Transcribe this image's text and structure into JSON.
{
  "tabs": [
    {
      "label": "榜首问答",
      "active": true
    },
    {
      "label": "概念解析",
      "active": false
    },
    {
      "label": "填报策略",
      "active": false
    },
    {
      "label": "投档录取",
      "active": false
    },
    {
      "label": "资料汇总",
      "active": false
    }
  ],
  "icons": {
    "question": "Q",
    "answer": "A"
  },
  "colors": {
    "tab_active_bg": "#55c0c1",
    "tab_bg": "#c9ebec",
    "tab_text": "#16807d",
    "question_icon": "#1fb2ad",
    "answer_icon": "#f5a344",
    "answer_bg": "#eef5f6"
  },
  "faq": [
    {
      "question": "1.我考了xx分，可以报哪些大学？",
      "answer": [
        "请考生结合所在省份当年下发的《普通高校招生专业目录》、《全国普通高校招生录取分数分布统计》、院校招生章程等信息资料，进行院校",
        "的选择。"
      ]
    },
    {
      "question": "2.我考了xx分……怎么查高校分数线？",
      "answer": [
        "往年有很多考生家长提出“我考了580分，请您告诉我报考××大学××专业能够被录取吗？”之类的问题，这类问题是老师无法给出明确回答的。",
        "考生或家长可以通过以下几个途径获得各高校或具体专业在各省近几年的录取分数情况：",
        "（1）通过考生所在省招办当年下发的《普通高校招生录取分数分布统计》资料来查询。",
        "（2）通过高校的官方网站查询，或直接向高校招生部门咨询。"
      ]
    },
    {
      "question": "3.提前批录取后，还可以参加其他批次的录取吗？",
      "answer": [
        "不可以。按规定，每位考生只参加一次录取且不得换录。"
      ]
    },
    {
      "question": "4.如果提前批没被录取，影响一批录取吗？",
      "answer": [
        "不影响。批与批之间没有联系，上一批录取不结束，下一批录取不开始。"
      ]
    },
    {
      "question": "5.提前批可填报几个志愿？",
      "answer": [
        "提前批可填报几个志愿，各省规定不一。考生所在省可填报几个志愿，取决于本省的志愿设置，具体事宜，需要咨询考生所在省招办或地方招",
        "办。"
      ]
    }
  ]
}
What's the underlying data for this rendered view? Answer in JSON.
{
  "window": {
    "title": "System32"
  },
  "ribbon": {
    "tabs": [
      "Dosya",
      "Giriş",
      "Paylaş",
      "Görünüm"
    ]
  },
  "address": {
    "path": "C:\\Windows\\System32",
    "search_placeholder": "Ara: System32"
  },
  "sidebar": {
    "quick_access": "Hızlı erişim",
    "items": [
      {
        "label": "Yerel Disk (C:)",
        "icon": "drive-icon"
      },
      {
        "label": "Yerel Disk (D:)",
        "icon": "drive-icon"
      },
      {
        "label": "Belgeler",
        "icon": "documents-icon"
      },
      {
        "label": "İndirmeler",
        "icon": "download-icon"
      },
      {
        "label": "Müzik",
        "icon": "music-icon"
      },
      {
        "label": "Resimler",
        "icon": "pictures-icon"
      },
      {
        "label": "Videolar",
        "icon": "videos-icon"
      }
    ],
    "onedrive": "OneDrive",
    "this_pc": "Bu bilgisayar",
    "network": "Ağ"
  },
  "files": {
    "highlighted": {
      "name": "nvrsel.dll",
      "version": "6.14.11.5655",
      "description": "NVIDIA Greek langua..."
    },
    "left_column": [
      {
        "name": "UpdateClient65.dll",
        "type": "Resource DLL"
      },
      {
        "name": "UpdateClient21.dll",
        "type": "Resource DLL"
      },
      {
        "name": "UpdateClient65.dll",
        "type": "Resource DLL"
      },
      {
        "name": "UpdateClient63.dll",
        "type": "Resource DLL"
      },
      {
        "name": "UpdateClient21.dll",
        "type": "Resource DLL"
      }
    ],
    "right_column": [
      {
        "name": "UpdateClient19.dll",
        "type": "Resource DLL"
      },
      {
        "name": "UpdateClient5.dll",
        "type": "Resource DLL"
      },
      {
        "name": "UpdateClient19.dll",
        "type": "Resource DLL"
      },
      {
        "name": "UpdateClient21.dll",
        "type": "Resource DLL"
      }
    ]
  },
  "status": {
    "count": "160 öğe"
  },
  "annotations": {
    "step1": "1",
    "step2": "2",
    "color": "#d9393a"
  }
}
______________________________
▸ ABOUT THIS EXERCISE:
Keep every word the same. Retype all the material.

▸ SOLUTION BELOW:
Transcribe this image's text and structure into JSON.
{
  "tabs": [
    {
      "label": "榜首问答",
      "active": true
    },
    {
      "label": "概念解析",
      "active": false
    },
    {
      "label": "填报策略",
      "active": false
    },
    {
      "label": "投档录取",
      "active": false
    },
    {
      "label": "资料汇总",
      "active": false
    }
  ],
  "icons": {
    "question": "Q",
    "answer": "A"
  },
  "colors": {
    "tab_active_bg": "#55c0c1",
    "tab_bg": "#c9ebec",
    "tab_text": "#16807d",
    "question_icon": "#1fb2ad",
    "answer_icon": "#f5a344",
    "answer_bg": "#eef5f6"
  },
  "faq": [
    {
      "question": "1.我考了xx分，可以报哪些大学？",
      "answer": [
        "请考生结合所在省份当年下发的《普通高校招生专业目录》、《全国普通高校招生录取分数分布统计》、院校招生章程等信息资料，进行院校",
        "的选择。"
      ]
    },
    {
      "question": "2.我考了xx分……怎么查高校分数线？",
      "answer": [
        "往年有很多考生家长提出“我考了580分，请您告诉我报考××大学××专业能够被录取吗？”之类的问题，这类问题是老师无法给出明确回答的。",
        "考生或家长可以通过以下几个途径获得各高校或具体专业在各省近几年的录取分数情况：",
        "（1）通过考生所在省招办当年下发的《普通高校招生录取分数分布统计》资料来查询。",
        "（2）通过高校的官方网站查询，或直接向高校招生部门咨询。"
      ]
    },
    {
      "question": "3.提前批录取后，还可以参加其他批次的录取吗？",
      "answer": [
        "不可以。按规定，每位考生只参加一次录取且不得换录。"
      ]
    },
    {
      "question": "4.如果提前批没被录取，影响一批录取吗？",
      "answer": [
        "不影响。批与批之间没有联系，上一批录取不结束，下一批录取不开始。"
      ]
    },
    {
      "question": "5.提前批可填报几个志愿？",
      "answer": [
        "提前批可填报几个志愿，各省规定不一。考生所在省可填报几个志愿，取决于本省的志愿设置，具体事宜，需要咨询考生所在省招办或地方招",
        "办。"
      ]
    }
  ]
}
What's the underlying data for this rendered view? Answer in JSON.
{
  "window": {
    "title": "System32"
  },
  "ribbon": {
    "tabs": [
      "Dosya",
      "Giriş",
      "Paylaş",
      "Görünüm"
    ]
  },
  "address": {
    "path": "C:\\Windows\\System32",
    "search_placeholder": "Ara: System32"
  },
  "sidebar": {
    "quick_access": "Hızlı erişim",
    "items": [
      {
        "label": "Yerel Disk (C:)",
        "icon": "drive-icon"
      },
      {
        "label": "Yerel Disk (D:)",
        "icon": "drive-icon"
      },
      {
        "label": "Belgeler",
        "icon": "documents-icon"
      },
      {
        "label": "İndirmeler",
        "icon": "download-icon"
      },
      {
        "label": "Müzik",
        "icon": "music-icon"
      },
      {
        "label": "Resimler",
        "icon": "pictures-icon"
      },
      {
        "label": "Videolar",
        "icon": "videos-icon"
      }
    ],
    "onedrive": "OneDrive",
    "this_pc": "Bu bilgisayar",
    "network": "Ağ"
  },
  "files": {
    "highlighted": {
      "name": "nvrsel.dll",
      "version": "6.14.11.5655",
      "description": "NVIDIA Greek langua..."
    },
    "left_column": [
      {
        "name": "UpdateClient65.dll",
        "type": "Resource DLL"
      },
      {
        "name": "UpdateClient21.dll",
        "type": "Resource DLL"
      },
      {
        "name": "UpdateClient65.dll",
        "type": "Resource DLL"
      },
      {
        "name": "UpdateClient63.dll",
        "type": "Resource DLL"
      },
      {
        "name": "UpdateClient21.dll",
        "type": "Resource DLL"
      }
    ],
    "right_column": [
      {
        "name": "UpdateClient19.dll",
        "type": "Resource DLL"
      },
      {
        "name": "UpdateClient5.dll",
        "type": "Resource DLL"
      },
      {
        "name": "UpdateClient19.dll",
        "type": "Resource DLL"
      },
      {
        "name": "UpdateClient21.dll",
        "type": "Resource DLL"
      }
    ]
  },
  "status": {
    "count": "160 öğe"
  },
  "annotations": {
    "step1": "1",
    "step2": "2",
    "color": "#d9393a"
  }
}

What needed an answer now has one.